That said, when you find a gem such as Odin's Rune Chess, you are glad you waded through the chaff to find the kernel.
You can mark For the Crown among the worthwhile finds as well.
For the Crown, from designer Jeremy Lennert, takes the basic premise of chess and overlays a card deck building mechanic which has become highly popular thanks to the release of Dominion, a card-building pioneer which has spawned a number of games with a similar mechanic.
The game, which comes from Victory Point Games is a bit thin on aesthetics. The company specializes in simple constructed games and this one uses simple graphics on card stock for both game pieces and the cards. They won't win awards on looks, and they may not last for For the Crown to be an heirloom game, but they are functional nevertheless.
The game comes in a plastic bag with a simple card stock board, again functional.
There are 100-cards used in the deck-building aspect of the game. As you might expect cards can influence game play in different ways. It adds a bit more of the unknown to For the Crown, which may turn off a few diehard chess fans, but will be a bonus for others who are not enamoured with the pure strategy of chess, preferring an element of randomness to even the playing field.
The playing pieces are again simple graphics on card stock. There are 15 different pieces, which is more than regular chess, and adds to the re-playability of For the Crown. There 108 pieces included with the game.
While not a perfect information games, like chess, there is a lot to offer here, in particular with the replay aspects the varied pieces and cards combine to allow. With the myriad of combos no two games will be completely alike.
That has its benefits in keeping the game fresh, but strategies are slower to galvanize because of it since the piece mix and influence of cards is not constant. There is less long-range planning to For the Crown than in chess, making players focus much more attention on reacting to the immediate make-up of the board.
Overall there is a lot to offer chess and strategy fans, with the added bonus of being friendlier to non-chess players.

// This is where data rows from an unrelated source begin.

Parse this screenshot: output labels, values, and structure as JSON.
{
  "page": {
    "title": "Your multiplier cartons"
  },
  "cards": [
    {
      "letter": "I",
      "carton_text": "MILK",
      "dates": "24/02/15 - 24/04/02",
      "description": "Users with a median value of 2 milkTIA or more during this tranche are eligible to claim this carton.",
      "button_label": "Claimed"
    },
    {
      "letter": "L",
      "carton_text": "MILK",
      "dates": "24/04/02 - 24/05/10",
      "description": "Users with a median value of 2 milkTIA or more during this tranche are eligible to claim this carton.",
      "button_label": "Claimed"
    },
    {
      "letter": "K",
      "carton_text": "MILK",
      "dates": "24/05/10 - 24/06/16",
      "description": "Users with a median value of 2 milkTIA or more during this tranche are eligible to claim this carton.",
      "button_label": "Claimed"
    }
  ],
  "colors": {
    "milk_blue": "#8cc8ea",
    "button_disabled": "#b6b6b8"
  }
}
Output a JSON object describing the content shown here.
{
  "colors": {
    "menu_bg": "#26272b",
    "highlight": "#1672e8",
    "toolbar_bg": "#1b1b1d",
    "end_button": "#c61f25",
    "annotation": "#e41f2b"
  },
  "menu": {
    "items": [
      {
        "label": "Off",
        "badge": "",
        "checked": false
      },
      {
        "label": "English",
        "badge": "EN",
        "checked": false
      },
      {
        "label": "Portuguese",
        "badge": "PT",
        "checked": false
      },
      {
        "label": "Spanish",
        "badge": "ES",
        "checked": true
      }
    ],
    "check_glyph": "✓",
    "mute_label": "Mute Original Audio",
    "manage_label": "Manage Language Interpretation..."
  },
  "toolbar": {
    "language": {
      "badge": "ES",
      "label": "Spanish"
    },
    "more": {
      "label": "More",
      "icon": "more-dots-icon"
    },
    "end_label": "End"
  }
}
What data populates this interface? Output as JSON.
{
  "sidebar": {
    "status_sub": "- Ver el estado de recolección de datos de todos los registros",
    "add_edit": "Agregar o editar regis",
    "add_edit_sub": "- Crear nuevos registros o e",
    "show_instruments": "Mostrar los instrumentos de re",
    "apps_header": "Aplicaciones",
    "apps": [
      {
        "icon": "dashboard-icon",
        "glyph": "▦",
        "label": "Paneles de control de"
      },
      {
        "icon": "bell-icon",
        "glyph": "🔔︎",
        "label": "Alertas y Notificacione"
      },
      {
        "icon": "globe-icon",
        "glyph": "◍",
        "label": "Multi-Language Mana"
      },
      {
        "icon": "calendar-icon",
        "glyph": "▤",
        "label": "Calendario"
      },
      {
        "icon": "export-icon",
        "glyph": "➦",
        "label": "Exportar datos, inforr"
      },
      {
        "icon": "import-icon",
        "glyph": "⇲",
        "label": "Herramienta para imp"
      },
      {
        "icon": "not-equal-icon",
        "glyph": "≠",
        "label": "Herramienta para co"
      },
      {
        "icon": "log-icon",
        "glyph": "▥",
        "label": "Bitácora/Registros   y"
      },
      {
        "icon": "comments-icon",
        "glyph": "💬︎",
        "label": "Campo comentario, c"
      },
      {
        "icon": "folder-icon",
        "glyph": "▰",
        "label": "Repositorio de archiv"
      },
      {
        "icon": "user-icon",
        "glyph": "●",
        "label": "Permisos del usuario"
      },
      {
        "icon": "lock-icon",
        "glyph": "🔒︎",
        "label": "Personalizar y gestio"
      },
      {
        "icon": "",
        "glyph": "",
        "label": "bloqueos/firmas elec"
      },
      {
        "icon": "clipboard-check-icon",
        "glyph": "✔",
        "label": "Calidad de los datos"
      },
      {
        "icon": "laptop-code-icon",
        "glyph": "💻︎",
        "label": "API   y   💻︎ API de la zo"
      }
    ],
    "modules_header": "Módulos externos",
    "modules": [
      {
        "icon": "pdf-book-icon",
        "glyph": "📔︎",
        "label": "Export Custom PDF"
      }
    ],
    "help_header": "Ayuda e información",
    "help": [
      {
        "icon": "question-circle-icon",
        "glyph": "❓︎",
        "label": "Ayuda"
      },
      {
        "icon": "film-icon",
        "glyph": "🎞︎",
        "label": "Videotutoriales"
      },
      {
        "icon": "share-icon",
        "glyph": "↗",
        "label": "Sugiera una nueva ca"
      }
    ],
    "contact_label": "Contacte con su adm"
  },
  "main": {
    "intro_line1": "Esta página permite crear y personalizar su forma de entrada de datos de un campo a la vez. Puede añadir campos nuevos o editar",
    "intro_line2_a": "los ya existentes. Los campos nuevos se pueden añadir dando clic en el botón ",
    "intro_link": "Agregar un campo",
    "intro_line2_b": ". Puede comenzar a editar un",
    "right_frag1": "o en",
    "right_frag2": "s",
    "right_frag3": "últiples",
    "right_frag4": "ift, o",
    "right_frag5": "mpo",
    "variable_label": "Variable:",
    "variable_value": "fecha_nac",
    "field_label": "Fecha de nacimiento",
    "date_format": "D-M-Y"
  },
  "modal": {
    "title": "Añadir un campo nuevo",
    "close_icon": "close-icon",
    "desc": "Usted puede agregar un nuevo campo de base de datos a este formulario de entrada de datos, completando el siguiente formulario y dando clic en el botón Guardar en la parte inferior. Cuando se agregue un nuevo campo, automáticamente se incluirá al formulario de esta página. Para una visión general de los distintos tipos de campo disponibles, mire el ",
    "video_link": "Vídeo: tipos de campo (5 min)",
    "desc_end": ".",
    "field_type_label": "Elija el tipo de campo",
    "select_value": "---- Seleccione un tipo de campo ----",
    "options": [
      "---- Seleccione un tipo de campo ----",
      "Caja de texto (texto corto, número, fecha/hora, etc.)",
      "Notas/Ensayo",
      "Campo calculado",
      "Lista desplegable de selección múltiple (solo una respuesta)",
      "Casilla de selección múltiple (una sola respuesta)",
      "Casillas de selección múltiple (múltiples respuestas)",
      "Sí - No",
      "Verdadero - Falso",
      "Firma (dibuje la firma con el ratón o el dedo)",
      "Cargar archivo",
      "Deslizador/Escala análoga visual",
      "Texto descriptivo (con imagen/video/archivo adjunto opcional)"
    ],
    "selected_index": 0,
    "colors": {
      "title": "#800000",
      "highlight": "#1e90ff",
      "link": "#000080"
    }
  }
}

If anyone is interested in this game, or other boardgames feel free to contact email@example.com
-- Review appeared in Yorkton This Week newspaper Feb 22, 2012 - Yorkton, SK. Canada